Please consider donating by giving either a one-time contribution or a regular subscription, as outlined in the tip jar below.
Regular readers can support Behind The Black with a contribution via paypal:
If Paypal doesn't work for you, you can support Behind The Black directly by sending your donation by check, payable to Robert Zimmerman, to
Behind The Black
c/o Robert Zimmerman
Cortaro, AZ 85652
You can also support me by buying one of my books, as noted in the boxes interspersed throughout the webpage. And if you buy the books through the ebookit links, I get a larger cut and I get it sooner.
It appears that SpaceX’s parachute testing for its Dragon manned capsule is finally satisfying the concerns of NASA and its safety panel, based on a Sept 17 NASA blog post.
In fact, SpaceX’s success has even forced NASA “to reevaluate its own [parachute] standards and certification processes.”
The article at the link also notes quite correctly NASA’s tendency to miss the forest for the trees, which is why it has forced SpaceX to do so much additional parachute testing, even though the company apparently had a solid understanding of its parachutes a long time ago.
[T]he space agency has been focused on parachutes and COPVs [the tank issues that caused the 2016 launchpad explosion] for years. This is primarily a result of NASA’s notoriously reactive approach to safety: SpaceX suffered two COPV-related Falcon 9 failures in 2015 and 2016 and has experienced an unknown number (likely 1-3) of anomalies during Crew Dragon parachute testing.
As a result, NASA has focused extensively on these two stand-out concerns. To an extent, this is reasonable – if you know things have a tendency to fail, you’re going to want to make sure that they don’t. However, prioritizing reactive safety measures at the cost of proactive safety would be a major risk, akin to getting in a car crash because you didn’t use a turn signal and then prioritizing turn signal use so much that you forget to look both ways before making turns.
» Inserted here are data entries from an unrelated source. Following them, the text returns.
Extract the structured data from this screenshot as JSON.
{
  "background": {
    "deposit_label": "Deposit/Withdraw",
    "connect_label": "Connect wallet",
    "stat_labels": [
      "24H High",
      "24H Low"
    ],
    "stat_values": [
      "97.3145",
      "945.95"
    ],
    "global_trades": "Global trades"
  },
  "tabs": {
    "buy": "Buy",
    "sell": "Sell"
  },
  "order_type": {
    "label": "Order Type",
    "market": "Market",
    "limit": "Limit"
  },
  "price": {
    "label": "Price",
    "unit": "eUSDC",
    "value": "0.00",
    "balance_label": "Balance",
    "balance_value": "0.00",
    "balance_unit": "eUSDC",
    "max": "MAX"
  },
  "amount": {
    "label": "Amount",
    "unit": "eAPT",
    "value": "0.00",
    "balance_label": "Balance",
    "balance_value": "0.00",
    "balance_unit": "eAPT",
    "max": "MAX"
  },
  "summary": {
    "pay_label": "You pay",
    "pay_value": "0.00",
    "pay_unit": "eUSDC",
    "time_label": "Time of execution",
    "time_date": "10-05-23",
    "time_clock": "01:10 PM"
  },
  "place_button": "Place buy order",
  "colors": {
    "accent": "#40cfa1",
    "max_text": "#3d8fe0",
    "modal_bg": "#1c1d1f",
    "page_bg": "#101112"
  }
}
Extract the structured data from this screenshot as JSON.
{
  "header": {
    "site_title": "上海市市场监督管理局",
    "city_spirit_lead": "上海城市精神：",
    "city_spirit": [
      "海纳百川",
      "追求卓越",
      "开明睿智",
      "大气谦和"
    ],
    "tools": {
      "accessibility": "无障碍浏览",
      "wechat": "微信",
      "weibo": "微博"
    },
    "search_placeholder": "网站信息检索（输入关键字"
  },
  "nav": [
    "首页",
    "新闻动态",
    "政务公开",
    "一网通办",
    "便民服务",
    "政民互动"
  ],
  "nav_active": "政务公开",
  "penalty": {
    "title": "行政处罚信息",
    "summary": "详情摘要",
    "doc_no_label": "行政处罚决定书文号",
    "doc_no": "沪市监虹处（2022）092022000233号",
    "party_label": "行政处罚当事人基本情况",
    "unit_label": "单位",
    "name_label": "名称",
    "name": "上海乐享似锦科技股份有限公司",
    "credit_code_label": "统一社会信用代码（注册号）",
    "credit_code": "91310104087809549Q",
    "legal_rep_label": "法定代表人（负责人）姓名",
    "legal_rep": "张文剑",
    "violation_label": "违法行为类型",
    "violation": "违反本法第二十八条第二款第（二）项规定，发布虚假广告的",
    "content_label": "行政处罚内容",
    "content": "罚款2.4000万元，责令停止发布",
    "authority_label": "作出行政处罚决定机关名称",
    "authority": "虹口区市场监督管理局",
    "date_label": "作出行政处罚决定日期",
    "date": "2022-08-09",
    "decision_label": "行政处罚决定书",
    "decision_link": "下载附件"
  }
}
Sure, you will probably never get in the same crash, but you are raising the risk of new kinds of accidents if you overcorrect your attention distribution.
Either way, it increasingly appears that a manned Dragon mission might finally be getting close to launch.